_TASK PROMPT_. Every line of the entries below that includes "USDJPY" belongs in the answer, copied as written.

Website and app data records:
◇ ◇ ◇
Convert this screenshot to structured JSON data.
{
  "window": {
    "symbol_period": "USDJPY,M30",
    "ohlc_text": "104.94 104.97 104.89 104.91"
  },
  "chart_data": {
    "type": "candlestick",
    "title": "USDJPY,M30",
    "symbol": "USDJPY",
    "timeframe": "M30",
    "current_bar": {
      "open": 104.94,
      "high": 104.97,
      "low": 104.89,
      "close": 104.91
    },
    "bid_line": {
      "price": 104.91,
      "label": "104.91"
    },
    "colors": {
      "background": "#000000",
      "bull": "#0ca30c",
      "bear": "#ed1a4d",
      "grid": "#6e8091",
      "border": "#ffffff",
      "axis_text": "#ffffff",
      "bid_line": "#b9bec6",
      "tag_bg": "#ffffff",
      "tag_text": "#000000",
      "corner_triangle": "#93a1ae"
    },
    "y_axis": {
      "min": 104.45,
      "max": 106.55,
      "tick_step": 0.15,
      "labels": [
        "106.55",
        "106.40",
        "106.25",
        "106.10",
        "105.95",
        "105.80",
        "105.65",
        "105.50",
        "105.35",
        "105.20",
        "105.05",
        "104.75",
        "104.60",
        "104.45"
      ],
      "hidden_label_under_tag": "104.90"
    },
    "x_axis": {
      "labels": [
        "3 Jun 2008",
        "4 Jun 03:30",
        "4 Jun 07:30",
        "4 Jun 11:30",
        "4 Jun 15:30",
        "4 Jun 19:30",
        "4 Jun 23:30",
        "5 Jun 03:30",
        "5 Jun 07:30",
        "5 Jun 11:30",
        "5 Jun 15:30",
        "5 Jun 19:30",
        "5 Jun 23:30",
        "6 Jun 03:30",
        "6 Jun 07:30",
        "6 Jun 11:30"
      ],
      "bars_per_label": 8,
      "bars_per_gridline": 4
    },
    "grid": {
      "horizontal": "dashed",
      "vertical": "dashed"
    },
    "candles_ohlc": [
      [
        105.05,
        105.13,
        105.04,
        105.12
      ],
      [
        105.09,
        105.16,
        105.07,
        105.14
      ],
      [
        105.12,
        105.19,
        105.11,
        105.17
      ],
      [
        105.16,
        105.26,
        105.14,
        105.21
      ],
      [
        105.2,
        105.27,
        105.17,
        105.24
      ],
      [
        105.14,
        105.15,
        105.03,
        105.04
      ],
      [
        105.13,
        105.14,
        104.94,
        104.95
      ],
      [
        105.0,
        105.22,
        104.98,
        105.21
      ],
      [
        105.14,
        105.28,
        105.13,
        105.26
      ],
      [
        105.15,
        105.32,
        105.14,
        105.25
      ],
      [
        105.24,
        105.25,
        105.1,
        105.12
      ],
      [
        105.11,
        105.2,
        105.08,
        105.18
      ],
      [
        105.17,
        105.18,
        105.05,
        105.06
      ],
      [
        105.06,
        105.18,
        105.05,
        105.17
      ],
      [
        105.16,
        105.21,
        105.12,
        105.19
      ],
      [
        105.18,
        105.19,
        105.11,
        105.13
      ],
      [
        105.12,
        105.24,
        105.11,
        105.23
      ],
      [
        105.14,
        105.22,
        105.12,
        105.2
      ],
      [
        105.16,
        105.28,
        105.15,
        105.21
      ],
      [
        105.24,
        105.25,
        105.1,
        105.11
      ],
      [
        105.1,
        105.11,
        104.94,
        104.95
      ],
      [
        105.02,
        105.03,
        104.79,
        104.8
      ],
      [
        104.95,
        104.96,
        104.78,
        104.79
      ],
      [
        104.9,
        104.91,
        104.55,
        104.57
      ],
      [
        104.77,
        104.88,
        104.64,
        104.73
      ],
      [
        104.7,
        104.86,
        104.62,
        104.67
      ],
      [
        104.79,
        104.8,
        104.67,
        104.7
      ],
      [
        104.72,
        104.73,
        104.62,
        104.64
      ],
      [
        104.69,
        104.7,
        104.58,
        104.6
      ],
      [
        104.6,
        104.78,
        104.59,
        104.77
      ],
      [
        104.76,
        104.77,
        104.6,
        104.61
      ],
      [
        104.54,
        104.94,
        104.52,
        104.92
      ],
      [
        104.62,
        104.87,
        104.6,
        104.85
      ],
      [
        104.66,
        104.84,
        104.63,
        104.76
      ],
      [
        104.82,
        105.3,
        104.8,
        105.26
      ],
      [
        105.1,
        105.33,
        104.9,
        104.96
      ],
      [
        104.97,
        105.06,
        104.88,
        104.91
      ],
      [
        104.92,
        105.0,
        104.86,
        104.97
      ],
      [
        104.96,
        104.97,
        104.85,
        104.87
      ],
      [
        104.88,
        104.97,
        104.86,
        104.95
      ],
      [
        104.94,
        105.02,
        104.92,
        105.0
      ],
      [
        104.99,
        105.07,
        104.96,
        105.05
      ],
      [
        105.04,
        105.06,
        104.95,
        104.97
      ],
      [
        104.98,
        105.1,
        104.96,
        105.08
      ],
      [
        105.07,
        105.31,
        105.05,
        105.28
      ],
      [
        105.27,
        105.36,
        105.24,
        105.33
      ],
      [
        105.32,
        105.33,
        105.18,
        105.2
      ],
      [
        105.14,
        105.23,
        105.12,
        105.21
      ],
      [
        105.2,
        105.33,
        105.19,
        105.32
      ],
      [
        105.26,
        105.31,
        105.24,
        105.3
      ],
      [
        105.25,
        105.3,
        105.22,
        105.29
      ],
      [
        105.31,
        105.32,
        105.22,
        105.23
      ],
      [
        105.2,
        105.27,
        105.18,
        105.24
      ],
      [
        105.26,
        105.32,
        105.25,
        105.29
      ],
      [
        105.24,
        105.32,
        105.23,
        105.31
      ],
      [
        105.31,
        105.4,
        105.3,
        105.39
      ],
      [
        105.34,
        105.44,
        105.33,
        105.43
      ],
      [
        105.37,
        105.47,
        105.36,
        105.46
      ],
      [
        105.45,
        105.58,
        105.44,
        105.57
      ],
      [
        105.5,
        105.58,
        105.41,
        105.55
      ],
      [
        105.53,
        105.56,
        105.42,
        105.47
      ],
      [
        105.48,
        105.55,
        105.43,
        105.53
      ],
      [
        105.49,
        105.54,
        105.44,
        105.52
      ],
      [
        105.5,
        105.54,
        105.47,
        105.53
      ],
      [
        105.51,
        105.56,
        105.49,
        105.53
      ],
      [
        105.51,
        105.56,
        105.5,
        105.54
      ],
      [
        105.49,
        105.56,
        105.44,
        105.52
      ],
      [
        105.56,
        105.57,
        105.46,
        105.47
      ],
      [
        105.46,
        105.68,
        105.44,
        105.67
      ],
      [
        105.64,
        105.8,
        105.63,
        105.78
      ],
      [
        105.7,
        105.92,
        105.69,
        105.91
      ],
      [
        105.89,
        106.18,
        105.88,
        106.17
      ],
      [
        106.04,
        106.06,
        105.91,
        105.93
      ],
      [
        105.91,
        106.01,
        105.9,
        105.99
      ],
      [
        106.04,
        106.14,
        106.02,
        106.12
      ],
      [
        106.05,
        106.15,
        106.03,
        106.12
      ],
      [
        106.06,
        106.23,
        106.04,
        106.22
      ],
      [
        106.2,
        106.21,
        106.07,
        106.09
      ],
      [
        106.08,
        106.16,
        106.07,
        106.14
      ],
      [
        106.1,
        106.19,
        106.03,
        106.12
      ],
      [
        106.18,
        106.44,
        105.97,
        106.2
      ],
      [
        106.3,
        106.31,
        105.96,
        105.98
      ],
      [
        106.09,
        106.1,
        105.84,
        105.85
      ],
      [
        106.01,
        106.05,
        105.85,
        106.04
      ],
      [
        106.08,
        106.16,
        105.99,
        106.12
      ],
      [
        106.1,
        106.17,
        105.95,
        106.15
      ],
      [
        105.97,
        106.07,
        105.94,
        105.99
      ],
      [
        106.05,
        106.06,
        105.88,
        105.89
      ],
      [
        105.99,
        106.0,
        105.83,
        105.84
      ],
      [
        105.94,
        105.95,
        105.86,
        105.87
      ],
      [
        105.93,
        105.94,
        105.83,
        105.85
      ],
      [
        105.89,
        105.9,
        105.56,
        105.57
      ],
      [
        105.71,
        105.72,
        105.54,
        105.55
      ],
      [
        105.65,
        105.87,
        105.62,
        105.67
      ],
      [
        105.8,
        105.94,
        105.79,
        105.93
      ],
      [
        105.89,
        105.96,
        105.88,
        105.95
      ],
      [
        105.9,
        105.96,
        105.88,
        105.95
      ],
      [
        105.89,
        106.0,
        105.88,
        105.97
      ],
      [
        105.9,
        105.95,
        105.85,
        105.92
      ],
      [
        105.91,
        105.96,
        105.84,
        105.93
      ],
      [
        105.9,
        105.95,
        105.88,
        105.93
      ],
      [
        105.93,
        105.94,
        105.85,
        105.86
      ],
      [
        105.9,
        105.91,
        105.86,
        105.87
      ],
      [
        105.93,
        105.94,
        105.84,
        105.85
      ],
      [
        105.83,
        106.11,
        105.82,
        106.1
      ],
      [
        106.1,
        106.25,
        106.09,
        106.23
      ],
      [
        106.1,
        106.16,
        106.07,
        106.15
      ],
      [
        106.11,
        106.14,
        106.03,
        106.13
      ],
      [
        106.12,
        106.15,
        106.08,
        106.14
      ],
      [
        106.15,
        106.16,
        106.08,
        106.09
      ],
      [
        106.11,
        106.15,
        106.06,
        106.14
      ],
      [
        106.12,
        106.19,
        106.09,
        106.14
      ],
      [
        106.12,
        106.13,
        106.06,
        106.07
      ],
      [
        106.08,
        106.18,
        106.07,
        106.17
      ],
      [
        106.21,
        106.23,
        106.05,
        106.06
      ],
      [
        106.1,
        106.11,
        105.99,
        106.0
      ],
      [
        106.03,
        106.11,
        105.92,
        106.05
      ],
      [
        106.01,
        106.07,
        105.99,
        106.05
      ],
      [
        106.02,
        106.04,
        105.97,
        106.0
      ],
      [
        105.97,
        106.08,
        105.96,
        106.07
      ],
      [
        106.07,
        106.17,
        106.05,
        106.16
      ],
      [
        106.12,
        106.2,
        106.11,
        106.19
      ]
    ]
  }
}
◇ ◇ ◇
_RESULT FOR THIS TASK_.
    "symbol_period": "USDJPY,M30",
    "title": "USDJPY,M30",
    "symbol": "USDJPY",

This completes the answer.